  $provisionScript = <<SCRIPT
    #Node & NPM
    sudo apt-get install -y curl
    curl -sL | sudo bash -  #We have to install from a newer location, the repo version is too old
    sudo apt-get install -y nodejs
    sudo ln -s /usr/bin/nodejs /usr/bin/node
    cd /vagrant
    sudo npm install --no-bin-links

# vi: set ft=ruby :

# All Vagrant configuration is done below. The "2" in Vagrant.configure
# configures the configuration version (we support older styles for
# backwards compatibility). Please don't change it unless you know what
# you're doing.
Vagrant.configure(2) do |config|
  # The most common configuration options are documented and commented below.
  # For a complete reference, please see the online documentation at

  # Every Vagrant development environment requires a box. You can search for
  # boxes at = "hashicorp/precise64"

  config.vm.provider "virtualbox" do |v|
    v.customize ["setextradata", :id, "VBoxInternal2/SharedFoldersEnableSymlinksCreate/v-root", "1"]
  end "private_network", ip: ""
  #Hosts file plugin
  #To install: vagrant plugin install vagrant-hostsupdater
  #This will let you access the VM at servercooties.local once it's up
  config.vm.hostname = "servercooties.local"
  config.vm.provision "shell",
  inline: $provisionScript


I left a good deal of the tutorial text in place, just in case I needed to reference it. We’re using Ubuntu Precise Pangolin 64-bit as the base box, distributed by HashiCorp, and I use a plugin that modifies my hosts file so that I can always find the machine in my browser at a known host.
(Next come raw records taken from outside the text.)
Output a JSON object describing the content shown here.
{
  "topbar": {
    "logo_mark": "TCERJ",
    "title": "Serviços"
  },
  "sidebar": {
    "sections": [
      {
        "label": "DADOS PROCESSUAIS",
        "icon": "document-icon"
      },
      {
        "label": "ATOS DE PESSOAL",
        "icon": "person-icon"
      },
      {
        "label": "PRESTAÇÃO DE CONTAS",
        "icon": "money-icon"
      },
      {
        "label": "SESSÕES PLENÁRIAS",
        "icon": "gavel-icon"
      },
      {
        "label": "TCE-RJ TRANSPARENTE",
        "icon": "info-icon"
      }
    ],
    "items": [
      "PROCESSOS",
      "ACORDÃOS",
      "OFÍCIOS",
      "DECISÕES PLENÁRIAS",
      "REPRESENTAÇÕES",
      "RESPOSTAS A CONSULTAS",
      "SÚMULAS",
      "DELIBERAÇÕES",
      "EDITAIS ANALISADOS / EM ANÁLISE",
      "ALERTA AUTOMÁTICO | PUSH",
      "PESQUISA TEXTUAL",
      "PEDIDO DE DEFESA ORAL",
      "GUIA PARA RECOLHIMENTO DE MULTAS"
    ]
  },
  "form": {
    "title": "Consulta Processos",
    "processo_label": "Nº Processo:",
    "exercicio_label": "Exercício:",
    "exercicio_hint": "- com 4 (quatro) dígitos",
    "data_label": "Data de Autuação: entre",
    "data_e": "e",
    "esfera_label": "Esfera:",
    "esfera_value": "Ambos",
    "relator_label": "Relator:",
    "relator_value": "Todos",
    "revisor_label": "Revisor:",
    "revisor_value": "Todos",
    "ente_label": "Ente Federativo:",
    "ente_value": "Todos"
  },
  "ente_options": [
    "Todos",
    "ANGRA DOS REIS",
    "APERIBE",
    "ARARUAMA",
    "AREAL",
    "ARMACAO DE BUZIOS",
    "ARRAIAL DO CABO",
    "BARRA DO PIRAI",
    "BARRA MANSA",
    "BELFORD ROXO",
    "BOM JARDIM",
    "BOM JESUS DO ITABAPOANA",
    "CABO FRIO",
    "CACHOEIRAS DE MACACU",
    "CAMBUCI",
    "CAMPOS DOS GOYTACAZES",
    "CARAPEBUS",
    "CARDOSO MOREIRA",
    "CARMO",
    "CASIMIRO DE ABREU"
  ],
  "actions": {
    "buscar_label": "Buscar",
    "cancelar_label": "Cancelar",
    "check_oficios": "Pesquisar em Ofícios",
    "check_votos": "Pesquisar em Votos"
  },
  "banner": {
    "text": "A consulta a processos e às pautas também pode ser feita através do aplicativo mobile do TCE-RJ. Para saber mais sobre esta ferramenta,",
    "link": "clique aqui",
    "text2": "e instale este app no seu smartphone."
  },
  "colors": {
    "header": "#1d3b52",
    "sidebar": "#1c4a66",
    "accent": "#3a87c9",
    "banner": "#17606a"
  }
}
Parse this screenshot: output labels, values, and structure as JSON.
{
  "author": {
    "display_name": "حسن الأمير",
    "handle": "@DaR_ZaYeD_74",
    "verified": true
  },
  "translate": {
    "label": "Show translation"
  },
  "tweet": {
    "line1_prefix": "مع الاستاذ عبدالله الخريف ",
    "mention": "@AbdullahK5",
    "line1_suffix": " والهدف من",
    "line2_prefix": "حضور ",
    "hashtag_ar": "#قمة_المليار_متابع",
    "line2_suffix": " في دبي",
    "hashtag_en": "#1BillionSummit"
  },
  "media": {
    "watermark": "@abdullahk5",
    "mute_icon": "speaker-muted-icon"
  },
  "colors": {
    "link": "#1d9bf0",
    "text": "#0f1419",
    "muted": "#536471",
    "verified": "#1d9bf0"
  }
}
The provision script is just a simple shell script embedded within the config; I’ve placed it at the top so it’s easy to find.

One other major feature that I haven’t yet played with is the ability for a single Vagrantfile to bring up multiple machines. If your cluster generally consists of, say, two web servers, a database server, and a load balancer, you can encode that all in a single vagrantfile to bring up a fresh cluster on demand. This makes it simple to bring up new testing environments with just one command.


I haven’t played much with Docker, but everyone seems to be raving about it, so I figured I’d touch on it as an alternative to Vagrant. Docker takes the metaphor of shipping containers, which revolutionized the shipping industry by abstracting away the handling of specific types of goods from the underlying business of moving goods around, and extends it to software. Before standard shipping containers, different goods packed differently, required different packaging material to keep them safe, and shipped in different amounts and weights; cargo handlers had to learn all these things, and merchants were a little wary of trusting their precious goods to someone who was less experienced. The invention of the standard shipping container changed all that: shipping companies just had to understand how to load and transport containers, and it was up to the manufacturers to figure out how to pack them. Docker does the same thing for software: operations staff just have to know how to deploy containers, while it’s up to the application developers to understand how to pack them.

Inside a docker container, the application, its dependencies, and its required libraries reside, all pinned to the right versions and nestled inside the container. Outside, the operating system and any system-wide dependencies can be maintained by the operational staff. When it’s time to upgrade, they just remove the existing container and deploy the new one over top. Different containers with different versions of the same dependency can live side  by side; each one can only see its own contents and the host’s contents.

And thus, we reach the limit of my knowledge of Docker. Do you have more knowledge? Do you have experience with Vagrant? Share in the comments!